The French port city is the most important gateway for continental Europe to Great Britain. The head of the port of Calais reassures and ensures that it is fully prepared for Brexit without agreement. The head of Rotterdam port is less optimistic about the future.
The route between Calais and Dover is covered annually by 2 million trucks and 40 million tonnes of goods. This transport can be disrupted by the increasingly likely hard Brexit. The United Kingdom will then become a third country and an external border of the European Union will be created in the port of Calais. This means that every container and every truck from and to the UK will have to have customs documents and will be subject to clearance. This, in turn, can cause huge queues and bottlenecks in supplies.
Head of Calais port gives reassurance
“We have been preparing for the hard Brexit for a year now and we are ready,” says Jean-Marc Puissesseau, head of the port, for the German press agency dpa.
Everything in the port is clearly marked: a new parking lot for waiting trucks, a control area for animals.
Puissesseau reassures that there will be no problems. He adds that if carriers fill in customs documents beforehand, drivers will not have to wait in long queues.
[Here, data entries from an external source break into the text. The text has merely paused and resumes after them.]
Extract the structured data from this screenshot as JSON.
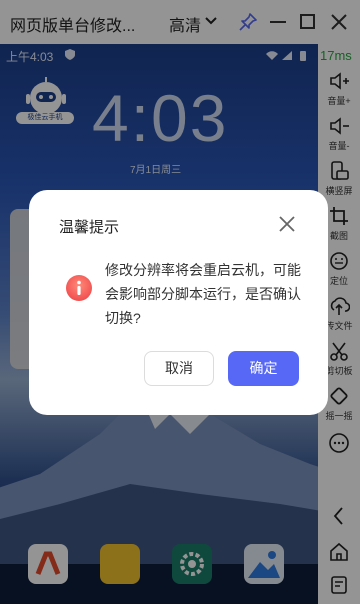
{
  "titlebar": {
    "title": "网页版单台修改...",
    "quality": "高清"
  },
  "statusbar": {
    "time": "上午4:03"
  },
  "lockscreen": {
    "robot_label": "极佳云手机",
    "clock": "4:03",
    "date": "7月1日周三"
  },
  "latency": "17ms",
  "sidebar": {
    "items": [
      {
        "label": "音量+",
        "icon": "volume-up-icon"
      },
      {
        "label": "音量-",
        "icon": "volume-down-icon"
      },
      {
        "label": "横竖屏",
        "icon": "rotate-screen-icon"
      },
      {
        "label": "截图",
        "icon": "crop-icon"
      },
      {
        "label": "定位",
        "icon": "location-icon"
      },
      {
        "label": "传文件",
        "icon": "upload-icon"
      },
      {
        "label": "剪切板",
        "icon": "scissors-icon"
      },
      {
        "label": "摇一摇",
        "icon": "shake-icon"
      },
      {
        "label": "",
        "icon": "more-icon"
      },
      {
        "label": "",
        "icon": "back-icon"
      },
      {
        "label": "",
        "icon": "home-icon"
      },
      {
        "label": "",
        "icon": "recent-apps-icon"
      }
    ]
  },
  "dialog": {
    "title": "温馨提示",
    "message": "修改分辨率将会重启云机，可能会影响部分脚本运行，是否确认切换?",
    "cancel": "取消",
    "confirm": "确定"
  },
  "colors": {
    "accent": "#5668f5",
    "latency": "#2aa640",
    "info": "#f04e4e"
  }
}
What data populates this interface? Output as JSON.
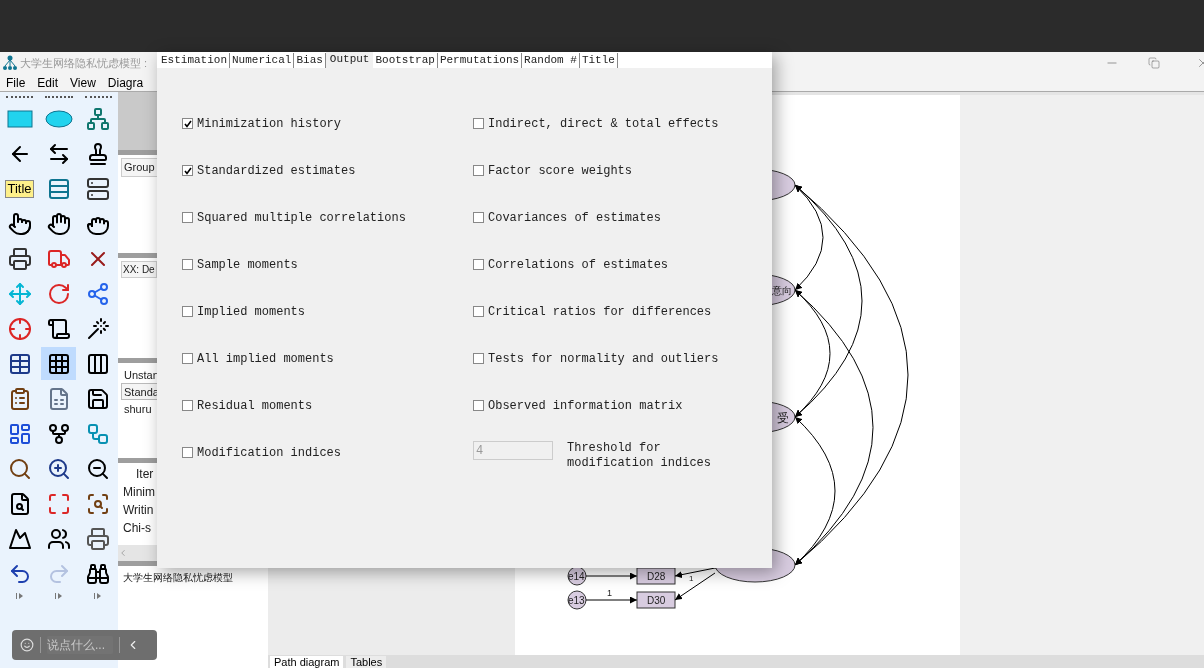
{
  "window": {
    "title": "大学生网络隐私忧虑模型 :"
  },
  "menu": [
    "File",
    "Edit",
    "View",
    "Diagra"
  ],
  "toolbar": {
    "tools": [
      {
        "selected": false
      },
      {
        "selected": false
      },
      {
        "selected": false
      },
      {
        "selected": false
      },
      {
        "selected": false
      },
      {
        "selected": false
      },
      {
        "selected": false,
        "label": "Title"
      },
      {
        "selected": false
      },
      {
        "selected": false
      },
      {
        "selected": false
      },
      {
        "selected": false
      },
      {
        "selected": false
      },
      {
        "selected": false
      },
      {
        "selected": false
      },
      {
        "selected": false
      },
      {
        "selected": false
      },
      {
        "selected": false
      },
      {
        "selected": false
      },
      {
        "selected": false
      },
      {
        "selected": false
      },
      {
        "selected": false
      },
      {
        "selected": false
      },
      {
        "selected": true
      },
      {
        "selected": false
      },
      {
        "selected": false
      },
      {
        "selected": false
      },
      {
        "selected": false
      },
      {
        "selected": false
      },
      {
        "selected": false
      },
      {
        "selected": false
      },
      {
        "selected": false
      },
      {
        "selected": false
      },
      {
        "selected": false
      },
      {
        "selected": false
      },
      {
        "selected": false
      },
      {
        "selected": false
      },
      {
        "selected": false
      },
      {
        "selected": false
      },
      {
        "selected": false
      },
      {
        "selected": false,
        "disabled": false
      },
      {
        "selected": false,
        "disabled": true
      },
      {
        "selected": false
      }
    ]
  },
  "panel": {
    "groups_header": "Group",
    "models_header": "XX: De",
    "estimates": [
      {
        "label": "Unstan",
        "selected": false
      },
      {
        "label": "Standa",
        "selected": true
      },
      {
        "label": "shuru",
        "selected": false
      }
    ],
    "messages": [
      "Iter",
      "Minim",
      "Writin",
      "Chi-s"
    ],
    "file_name": "大学生网络隐私忧虑模型"
  },
  "dialog": {
    "tabs": [
      {
        "label": "Estimation",
        "selected": false
      },
      {
        "label": "Numerical",
        "selected": false
      },
      {
        "label": "Bias",
        "selected": false
      },
      {
        "label": "Output",
        "selected": true
      },
      {
        "label": "Bootstrap",
        "selected": false
      },
      {
        "label": "Permutations",
        "selected": false
      },
      {
        "label": "Random #",
        "selected": false
      },
      {
        "label": "Title",
        "selected": false
      }
    ],
    "left_options": [
      {
        "label": "Minimization history",
        "checked": true
      },
      {
        "label": "Standardized estimates",
        "checked": true
      },
      {
        "label": "Squared multiple correlations",
        "checked": false
      },
      {
        "label": "Sample moments",
        "checked": false
      },
      {
        "label": "Implied moments",
        "checked": false
      },
      {
        "label": "All implied moments",
        "checked": false
      },
      {
        "label": "Residual moments",
        "checked": false
      },
      {
        "label": "Modification indices",
        "checked": false
      }
    ],
    "right_options": [
      {
        "label": "Indirect, direct & total effects",
        "checked": false
      },
      {
        "label": "Factor score weights",
        "checked": false
      },
      {
        "label": "Covariances of estimates",
        "checked": false
      },
      {
        "label": "Correlations of estimates",
        "checked": false
      },
      {
        "label": "Critical ratios for differences",
        "checked": false
      },
      {
        "label": "Tests for normality and outliers",
        "checked": false
      },
      {
        "label": "Observed information matrix",
        "checked": false
      }
    ],
    "threshold": {
      "value": "4",
      "label": "Threshold for modification indices",
      "disabled": true
    }
  },
  "diagram": {
    "latent_labels": [
      "意向",
      "受"
    ],
    "observed": [
      {
        "name": "D28",
        "error": "e14"
      },
      {
        "name": "D30",
        "error": "e13",
        "weight": "1"
      }
    ],
    "loading": "1"
  },
  "bottom_tabs": [
    {
      "label": "Path diagram",
      "selected": true
    },
    {
      "label": "Tables",
      "selected": false
    }
  ],
  "chat": {
    "placeholder": "说点什么..."
  }
}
According to the plan, truckers going to the UK will be asked if they have the right documents.
“If they answer ‘yes’, we will stop there. There will then be no more controls than at present. At the most, random checks,” promises the head of the port.
A new parking lot for 200 vehicles has been created for trucks without paperwork. There, drivers will be able to complete the documents.
Rotterdam ready for Brexit?
If, despite the assurances of the head of the French port, there are long queues in Calais, the companies will have to decide whether it is worth wasting time in France or whether it would be more advantageous to cross to the Isles e.g. from Rotterdam.
The port there has also been preparing for months in case the UK leaves the EU without an agreement. Employees distribute information leaflets in eight languages to truck drivers every day. However, despite an extensive information campaign, Mark Dijk, spokesman for the port of Rotterdam, does not rule out the possibility that hard Brexit will cause chaos.
“We are afraid that we did not reach all businesses,” he says.
In Rotterdam, all exporters have to register their cargo in the automatic Portbase system. Truck drivers who have not been authorised online will not be allowed in. According to the port’s estimates, every day around 400 trucks will be returned at the terminal – reads the transport portal verkehrsrundschau.de.
Buffer parking lots
The port of Rotterdam together with the Rijkswaterstaat and the municipalities of Rotterdam and Vlaardingen have created temporary parking spaces for trucks. These will be located in the port of Rotterdam, near ferry terminals, on both the southern and northern shore.
There will be a total of five parking spaces for a total of 700 trucks. Drivers will be able to spend 24 hours there, during which time they will be able to complete the documents required at the border.
Here are the locations of parking lots:
Practical information on border formalities and procedures can be found in the guide prepared by the British Government for a meeting at the Embassy of the United Kingdom of Great Britain and Northern Ireland on Brexit.